Standard LaTeX "loves" EPS, indeed, but there is a reason — it is a vector format. Properly creating your graphics in EPS will ensure that the quality of your printed output is limited only by the quality of your printer, not by the resolution of your image file (as will be the case with rasterized formats like JPEG and PNG).
So, if you include e.g. line drawings, bar charts, etc, you pretty much have to do it in EPS (or PDF), and then convert to PNG for the web. If you graphics is inherently rasterized (e.g. you want to include a photo), you can settle for a high-quality JPEG and then use jpeg2ps to create EPS file for LaTeX (or inlude them directly in pdfLaTeX).
To recap: it's your image, not your program, that determines the proper image format.

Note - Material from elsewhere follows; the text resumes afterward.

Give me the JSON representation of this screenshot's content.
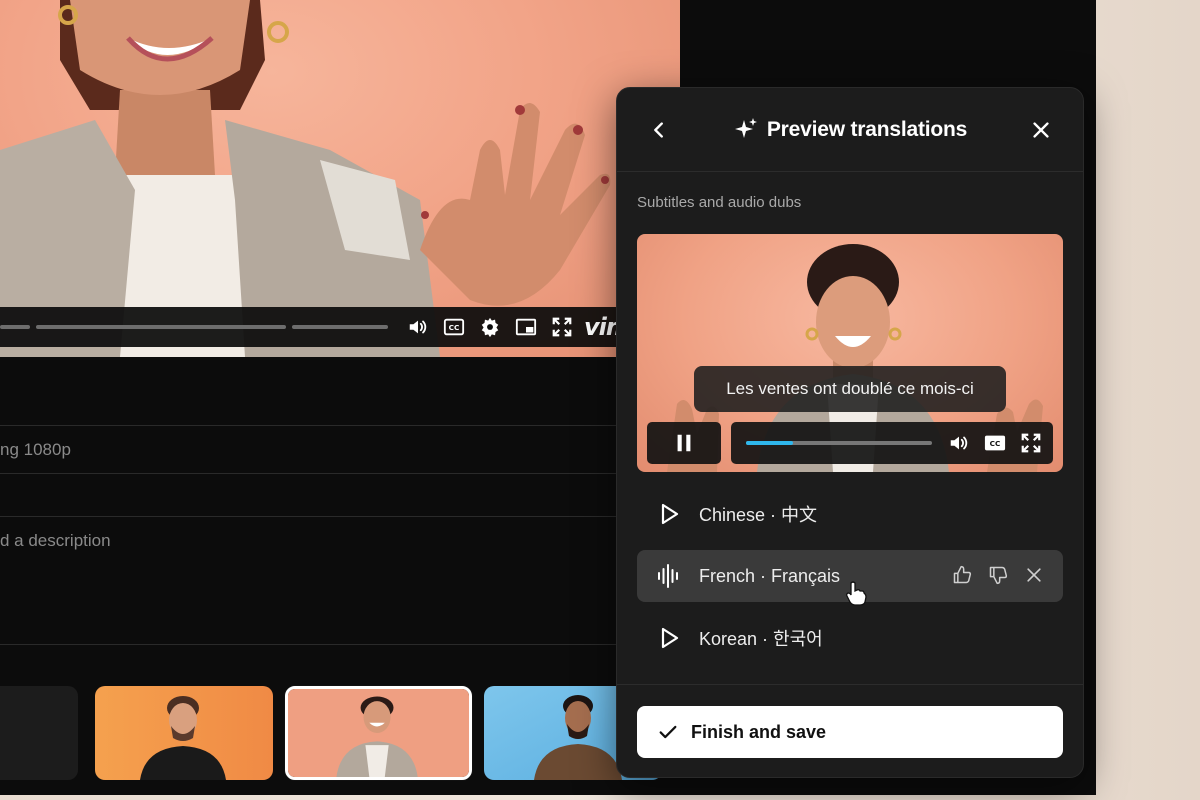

P.S. Tools like TeX4ht will usually handle image conversion if needed.